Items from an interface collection
^^^^^^^^

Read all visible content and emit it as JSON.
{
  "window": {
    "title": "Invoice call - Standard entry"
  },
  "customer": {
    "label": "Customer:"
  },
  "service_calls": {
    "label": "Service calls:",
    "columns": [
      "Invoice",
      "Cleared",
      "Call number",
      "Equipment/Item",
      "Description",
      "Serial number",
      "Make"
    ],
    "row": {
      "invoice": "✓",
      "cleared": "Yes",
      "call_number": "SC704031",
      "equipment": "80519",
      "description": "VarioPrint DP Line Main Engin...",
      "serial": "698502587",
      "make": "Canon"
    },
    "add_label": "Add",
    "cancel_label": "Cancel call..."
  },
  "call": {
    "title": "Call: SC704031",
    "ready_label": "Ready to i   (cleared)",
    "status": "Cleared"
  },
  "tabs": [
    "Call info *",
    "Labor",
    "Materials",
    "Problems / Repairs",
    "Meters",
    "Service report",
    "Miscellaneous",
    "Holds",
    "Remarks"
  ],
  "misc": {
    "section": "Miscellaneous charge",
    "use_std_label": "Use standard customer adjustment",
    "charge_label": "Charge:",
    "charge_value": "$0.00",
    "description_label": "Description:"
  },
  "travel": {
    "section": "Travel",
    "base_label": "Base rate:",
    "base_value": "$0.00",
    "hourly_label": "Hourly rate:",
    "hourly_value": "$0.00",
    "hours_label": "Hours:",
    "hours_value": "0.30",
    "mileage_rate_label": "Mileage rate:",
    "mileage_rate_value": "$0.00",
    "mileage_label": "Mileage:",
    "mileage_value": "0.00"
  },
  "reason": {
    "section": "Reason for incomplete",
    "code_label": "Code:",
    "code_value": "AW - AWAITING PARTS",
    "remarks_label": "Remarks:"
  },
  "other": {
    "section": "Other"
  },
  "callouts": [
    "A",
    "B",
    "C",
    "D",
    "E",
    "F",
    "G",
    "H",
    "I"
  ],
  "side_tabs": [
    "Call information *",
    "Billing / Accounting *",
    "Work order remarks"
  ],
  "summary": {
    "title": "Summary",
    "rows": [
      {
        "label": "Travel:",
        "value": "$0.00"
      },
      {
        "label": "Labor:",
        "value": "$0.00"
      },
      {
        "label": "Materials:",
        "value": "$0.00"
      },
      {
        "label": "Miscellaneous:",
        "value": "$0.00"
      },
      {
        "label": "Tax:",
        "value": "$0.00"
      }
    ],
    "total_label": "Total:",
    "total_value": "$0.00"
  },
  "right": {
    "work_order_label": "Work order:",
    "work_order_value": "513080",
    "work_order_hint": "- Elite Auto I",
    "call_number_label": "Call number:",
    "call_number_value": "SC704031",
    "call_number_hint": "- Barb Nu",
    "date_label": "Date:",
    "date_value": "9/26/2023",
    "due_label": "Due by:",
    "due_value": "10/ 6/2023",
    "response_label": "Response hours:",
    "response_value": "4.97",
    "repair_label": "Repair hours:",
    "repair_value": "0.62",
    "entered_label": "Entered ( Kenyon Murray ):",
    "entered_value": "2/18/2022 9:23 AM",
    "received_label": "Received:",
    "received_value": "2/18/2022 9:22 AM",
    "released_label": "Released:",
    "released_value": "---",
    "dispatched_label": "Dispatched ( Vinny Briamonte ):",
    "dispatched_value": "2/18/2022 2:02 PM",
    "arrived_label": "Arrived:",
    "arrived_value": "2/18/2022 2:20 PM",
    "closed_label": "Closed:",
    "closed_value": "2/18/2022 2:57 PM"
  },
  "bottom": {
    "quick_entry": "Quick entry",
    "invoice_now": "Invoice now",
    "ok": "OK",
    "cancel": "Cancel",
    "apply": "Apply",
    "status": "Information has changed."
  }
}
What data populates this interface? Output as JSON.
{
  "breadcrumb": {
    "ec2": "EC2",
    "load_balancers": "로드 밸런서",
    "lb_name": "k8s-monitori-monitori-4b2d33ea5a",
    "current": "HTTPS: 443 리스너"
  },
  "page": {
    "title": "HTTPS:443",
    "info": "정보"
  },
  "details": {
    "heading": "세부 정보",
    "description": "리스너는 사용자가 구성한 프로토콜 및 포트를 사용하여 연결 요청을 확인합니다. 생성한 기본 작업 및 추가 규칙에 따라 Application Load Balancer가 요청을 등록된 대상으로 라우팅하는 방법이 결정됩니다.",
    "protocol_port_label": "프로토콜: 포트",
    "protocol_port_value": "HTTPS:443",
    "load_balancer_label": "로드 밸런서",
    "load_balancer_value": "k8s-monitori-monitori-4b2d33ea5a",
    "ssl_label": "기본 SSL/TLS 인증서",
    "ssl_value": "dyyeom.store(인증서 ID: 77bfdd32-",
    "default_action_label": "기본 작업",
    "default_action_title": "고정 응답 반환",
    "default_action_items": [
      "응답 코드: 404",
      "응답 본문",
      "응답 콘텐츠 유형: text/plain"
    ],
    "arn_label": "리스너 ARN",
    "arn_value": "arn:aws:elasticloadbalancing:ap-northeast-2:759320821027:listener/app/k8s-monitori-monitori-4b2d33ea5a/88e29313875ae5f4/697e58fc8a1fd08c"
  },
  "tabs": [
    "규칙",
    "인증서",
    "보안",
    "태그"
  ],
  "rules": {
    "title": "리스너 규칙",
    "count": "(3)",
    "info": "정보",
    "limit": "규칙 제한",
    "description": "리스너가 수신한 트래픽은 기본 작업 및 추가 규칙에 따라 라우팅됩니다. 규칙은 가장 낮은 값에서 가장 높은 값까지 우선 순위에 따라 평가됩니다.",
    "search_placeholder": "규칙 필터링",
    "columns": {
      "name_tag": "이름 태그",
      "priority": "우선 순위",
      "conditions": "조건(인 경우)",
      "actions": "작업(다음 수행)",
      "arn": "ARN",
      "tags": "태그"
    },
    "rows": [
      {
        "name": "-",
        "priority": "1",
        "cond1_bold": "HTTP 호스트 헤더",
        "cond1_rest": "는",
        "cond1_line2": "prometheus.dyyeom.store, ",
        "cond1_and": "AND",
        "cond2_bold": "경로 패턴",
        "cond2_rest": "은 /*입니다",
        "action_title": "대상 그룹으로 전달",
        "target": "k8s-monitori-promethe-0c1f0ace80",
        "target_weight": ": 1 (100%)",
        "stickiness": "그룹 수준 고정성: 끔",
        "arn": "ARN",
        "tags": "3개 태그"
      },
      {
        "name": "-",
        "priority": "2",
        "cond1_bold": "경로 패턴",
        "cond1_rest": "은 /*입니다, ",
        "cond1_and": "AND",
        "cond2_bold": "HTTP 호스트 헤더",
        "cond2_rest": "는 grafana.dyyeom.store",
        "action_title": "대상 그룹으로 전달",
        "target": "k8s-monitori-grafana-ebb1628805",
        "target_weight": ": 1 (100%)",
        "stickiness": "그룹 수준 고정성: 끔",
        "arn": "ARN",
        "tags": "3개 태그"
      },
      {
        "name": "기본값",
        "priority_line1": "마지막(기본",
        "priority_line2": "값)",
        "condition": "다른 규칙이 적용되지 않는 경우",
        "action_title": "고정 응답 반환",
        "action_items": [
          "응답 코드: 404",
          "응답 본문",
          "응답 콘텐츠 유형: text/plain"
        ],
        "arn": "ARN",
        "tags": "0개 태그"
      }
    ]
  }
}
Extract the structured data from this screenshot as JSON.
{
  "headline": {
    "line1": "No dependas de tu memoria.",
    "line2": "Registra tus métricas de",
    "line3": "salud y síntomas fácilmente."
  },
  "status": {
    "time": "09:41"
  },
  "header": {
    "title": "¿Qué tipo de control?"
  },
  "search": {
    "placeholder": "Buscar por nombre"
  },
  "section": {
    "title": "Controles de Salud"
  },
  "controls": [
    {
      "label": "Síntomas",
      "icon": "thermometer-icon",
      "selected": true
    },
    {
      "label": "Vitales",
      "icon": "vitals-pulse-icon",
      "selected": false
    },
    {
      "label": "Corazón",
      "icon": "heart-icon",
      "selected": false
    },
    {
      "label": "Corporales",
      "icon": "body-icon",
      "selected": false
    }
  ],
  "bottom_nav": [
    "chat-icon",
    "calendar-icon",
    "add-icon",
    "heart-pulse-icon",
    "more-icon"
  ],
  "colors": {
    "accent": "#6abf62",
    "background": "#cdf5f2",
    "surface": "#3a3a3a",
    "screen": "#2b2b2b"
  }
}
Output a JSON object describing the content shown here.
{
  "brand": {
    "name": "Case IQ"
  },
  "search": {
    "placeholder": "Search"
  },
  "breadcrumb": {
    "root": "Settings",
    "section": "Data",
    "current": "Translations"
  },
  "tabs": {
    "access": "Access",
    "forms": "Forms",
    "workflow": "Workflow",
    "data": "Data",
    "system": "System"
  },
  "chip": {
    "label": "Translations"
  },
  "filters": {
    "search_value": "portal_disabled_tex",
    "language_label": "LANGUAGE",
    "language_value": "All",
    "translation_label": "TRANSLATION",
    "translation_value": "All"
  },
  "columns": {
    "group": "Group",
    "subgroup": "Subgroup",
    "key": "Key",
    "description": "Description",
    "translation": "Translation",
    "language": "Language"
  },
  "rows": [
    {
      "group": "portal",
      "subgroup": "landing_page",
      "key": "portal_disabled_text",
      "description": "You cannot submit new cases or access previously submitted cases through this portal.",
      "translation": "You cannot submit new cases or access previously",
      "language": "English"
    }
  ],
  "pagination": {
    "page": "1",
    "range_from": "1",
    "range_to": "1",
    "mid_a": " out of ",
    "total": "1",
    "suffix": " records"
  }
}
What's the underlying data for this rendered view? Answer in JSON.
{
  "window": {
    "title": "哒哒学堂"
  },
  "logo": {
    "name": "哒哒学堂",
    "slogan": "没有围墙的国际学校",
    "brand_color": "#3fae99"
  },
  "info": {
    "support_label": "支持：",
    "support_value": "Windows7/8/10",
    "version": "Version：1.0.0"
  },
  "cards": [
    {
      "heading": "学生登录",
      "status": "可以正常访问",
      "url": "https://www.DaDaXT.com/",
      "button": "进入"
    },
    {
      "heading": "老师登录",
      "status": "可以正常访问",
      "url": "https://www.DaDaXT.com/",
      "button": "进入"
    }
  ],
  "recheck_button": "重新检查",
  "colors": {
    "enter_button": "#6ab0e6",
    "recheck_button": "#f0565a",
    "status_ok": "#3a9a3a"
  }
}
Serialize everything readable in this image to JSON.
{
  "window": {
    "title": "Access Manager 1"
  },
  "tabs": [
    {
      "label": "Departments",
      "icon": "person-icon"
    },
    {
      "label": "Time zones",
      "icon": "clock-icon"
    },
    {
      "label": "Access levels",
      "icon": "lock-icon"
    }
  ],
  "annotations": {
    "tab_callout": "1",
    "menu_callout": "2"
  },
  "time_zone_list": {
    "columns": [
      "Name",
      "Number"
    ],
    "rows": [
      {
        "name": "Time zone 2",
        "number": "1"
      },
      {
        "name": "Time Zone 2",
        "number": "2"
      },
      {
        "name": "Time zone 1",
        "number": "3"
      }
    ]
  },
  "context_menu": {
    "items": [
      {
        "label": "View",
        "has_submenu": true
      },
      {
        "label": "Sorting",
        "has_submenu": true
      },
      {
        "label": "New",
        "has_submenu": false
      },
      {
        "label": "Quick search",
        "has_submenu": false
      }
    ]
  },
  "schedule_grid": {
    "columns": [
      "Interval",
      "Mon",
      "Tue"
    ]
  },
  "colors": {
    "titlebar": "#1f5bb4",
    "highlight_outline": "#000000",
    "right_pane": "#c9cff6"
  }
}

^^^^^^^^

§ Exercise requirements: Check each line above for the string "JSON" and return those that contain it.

§ Solution:
Read all visible content and emit it as JSON.
What data populates this interface? Output as JSON.
Extract the structured data from this screenshot as JSON.
Output a JSON object describing the content shown here.
What's the underlying data for this rendered view? Answer in JSON.
Serialize everything readable in this image to JSON.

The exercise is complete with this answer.